■ **Task to complete**: Where in the listing does the string "badge" appear? Copy every line that holds it.
+ + +
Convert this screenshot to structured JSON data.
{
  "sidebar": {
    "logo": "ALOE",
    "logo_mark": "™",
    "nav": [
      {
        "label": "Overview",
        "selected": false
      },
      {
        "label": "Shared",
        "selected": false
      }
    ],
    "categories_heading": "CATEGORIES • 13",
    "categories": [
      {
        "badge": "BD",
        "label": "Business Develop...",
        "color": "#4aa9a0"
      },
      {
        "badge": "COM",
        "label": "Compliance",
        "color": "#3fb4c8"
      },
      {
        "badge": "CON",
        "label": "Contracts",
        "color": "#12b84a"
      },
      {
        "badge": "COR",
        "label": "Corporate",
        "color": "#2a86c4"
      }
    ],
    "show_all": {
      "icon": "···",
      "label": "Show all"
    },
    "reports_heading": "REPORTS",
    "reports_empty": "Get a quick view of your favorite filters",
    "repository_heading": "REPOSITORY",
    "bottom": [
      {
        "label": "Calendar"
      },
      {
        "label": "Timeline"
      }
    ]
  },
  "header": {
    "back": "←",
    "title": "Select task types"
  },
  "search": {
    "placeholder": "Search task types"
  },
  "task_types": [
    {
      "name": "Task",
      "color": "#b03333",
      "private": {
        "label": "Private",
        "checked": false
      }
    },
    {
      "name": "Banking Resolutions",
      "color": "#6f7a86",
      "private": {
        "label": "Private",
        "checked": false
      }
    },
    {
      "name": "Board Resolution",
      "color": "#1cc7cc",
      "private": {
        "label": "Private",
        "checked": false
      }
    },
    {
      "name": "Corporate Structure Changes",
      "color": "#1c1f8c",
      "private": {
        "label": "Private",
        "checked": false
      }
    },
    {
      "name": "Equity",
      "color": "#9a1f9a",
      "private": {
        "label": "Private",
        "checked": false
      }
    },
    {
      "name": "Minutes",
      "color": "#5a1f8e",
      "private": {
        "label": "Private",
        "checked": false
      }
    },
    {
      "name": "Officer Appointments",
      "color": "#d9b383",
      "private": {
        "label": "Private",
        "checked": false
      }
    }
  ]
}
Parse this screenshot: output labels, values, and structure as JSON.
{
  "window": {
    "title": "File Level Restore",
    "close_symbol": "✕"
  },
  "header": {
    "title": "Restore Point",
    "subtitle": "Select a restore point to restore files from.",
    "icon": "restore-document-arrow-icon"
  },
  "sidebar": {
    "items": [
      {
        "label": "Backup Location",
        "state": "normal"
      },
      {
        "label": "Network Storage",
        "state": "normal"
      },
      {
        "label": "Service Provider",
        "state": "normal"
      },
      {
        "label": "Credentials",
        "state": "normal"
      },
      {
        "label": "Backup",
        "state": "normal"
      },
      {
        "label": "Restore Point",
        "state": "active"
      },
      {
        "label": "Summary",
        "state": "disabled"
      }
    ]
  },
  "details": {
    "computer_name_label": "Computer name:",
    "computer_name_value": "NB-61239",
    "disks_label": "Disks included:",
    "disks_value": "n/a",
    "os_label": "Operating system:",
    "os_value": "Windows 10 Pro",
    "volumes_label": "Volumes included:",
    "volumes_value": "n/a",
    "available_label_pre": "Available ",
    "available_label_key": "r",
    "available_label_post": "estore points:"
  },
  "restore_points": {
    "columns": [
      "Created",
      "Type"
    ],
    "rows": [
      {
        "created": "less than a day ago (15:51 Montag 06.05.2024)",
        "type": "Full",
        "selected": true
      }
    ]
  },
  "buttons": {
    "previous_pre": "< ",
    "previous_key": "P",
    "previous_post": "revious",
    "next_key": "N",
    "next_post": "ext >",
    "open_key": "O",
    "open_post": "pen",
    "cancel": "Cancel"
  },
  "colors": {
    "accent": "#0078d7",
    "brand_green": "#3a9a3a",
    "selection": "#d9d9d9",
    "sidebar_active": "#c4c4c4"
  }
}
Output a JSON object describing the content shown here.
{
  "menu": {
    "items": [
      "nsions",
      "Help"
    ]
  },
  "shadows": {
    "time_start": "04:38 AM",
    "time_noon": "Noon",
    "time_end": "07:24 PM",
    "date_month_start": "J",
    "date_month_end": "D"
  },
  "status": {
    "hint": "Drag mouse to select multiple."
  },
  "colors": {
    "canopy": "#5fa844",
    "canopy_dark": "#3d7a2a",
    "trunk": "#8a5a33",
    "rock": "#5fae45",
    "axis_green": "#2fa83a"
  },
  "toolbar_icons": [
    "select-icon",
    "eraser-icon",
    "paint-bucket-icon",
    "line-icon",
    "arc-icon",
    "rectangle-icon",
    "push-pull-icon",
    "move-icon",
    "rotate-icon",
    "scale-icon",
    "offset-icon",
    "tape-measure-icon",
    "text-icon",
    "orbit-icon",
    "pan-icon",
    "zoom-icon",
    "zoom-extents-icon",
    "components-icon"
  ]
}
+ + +
■ **Result of the exercise**:
        "badge": "BD",
        "badge": "COM",
        "badge": "CON",
        "badge": "COR",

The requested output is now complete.